Last weekâ€™s congressional hearings on direct-to-consumer advertising were, as expected, pretty inconclusiveâ€”but that doesnâ€™t mean we wonâ€™t be hearing a lot more on the topic. The big question, I think, is when (and whether) the debate will ever get to the point of realism about what DTC is and can be. The idea of advertising as serious, balanced education about a condition and its treatments is mostly absurd, though some individual campaigns have achieved striking success. The idea that risks and benefits should somehow represent a fifty-fifty mixture makes no senseâ€”unless youâ€™re trying to guarantee that patients avoid the drug entirely (as some critics clearly wish).
Perhaps the most sophisticated critique is that drugs shouldn’t be widely promoted until they’ve been on the market long enough to ensure that risks are understood. But there’s a big question there too: Can we truly discover useful information about real-world risks without exposing patients to risk?
Ads should be accurate, but in the long run the real issue is whether they drive appropriate or inappropriate prescribing. And despite the analysis DTC has been subjected to, thatâ€™s apparently not yet known, or even likely to be known.
In the meantime, one of the great pleasures of grubbing through congressional testimony is the discovery of fascinating, quotable tidbits. Here are a few from the DTC hearing:
“Why should consumers know about risks? There are many views about this question. For example, the 1938 U.S. Federal Regulations say that, ‘Drug [information] should be [provided] only in such medical terms as are not likely to be understood by the ordinary individual.’” â€”Ruth S. Day, Duke University
“We commissioned a Harris survey that found that, prior to our advertising [for Vytorin], just 16 percent of people were aware that there were two sources of high cholesterol. In the year following our advertising, we found that a full 54 percent of people now understood this. We also learned that our advertising had helped relieve the guilt people often carry when they are unable to control their high cholesterol with diet and exercise, and encouraged them to have discussions with their physicians about additional options for controlling their cholesterol.” â€”Deepak Khanna, senior vice president and general manager, Merck/Schering-Plough Pharmaceuticals

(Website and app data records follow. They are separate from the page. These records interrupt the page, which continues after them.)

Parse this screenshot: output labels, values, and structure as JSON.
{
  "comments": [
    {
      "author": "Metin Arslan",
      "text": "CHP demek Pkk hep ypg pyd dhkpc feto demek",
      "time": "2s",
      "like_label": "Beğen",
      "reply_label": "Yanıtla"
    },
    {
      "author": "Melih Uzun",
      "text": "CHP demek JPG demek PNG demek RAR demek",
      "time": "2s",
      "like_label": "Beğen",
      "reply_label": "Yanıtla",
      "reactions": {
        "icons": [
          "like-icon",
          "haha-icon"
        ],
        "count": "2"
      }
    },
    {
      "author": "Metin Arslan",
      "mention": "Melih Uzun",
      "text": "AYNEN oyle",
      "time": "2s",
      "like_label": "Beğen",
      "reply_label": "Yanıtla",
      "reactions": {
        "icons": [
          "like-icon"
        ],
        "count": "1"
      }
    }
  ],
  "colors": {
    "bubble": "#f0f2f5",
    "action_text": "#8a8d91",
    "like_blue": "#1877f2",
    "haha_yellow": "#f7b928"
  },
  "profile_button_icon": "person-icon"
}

“We know from our survey data that prescription drug ads are doing what they are designed to doâ€”prompting people to talk to their doctors about a specific drug they saw advertised. Many go on to receive a doctorâ€™s recommendation for a prescription as a result. What we donâ€™t know is what share of those people were already under a doctorâ€™s care for that particular condition and were asking about a new drug, how many were prompted by an ad to get needed care for a condition they hadnâ€™t discussed with a doctor before, or how many may have been seeking unnecessary medications. These questions go beyond the scope of what can be captured in a survey of the public.” â€”Mollyann Brodie, vice president and director public opinion and media research Henry J. Kaiser Family Foundation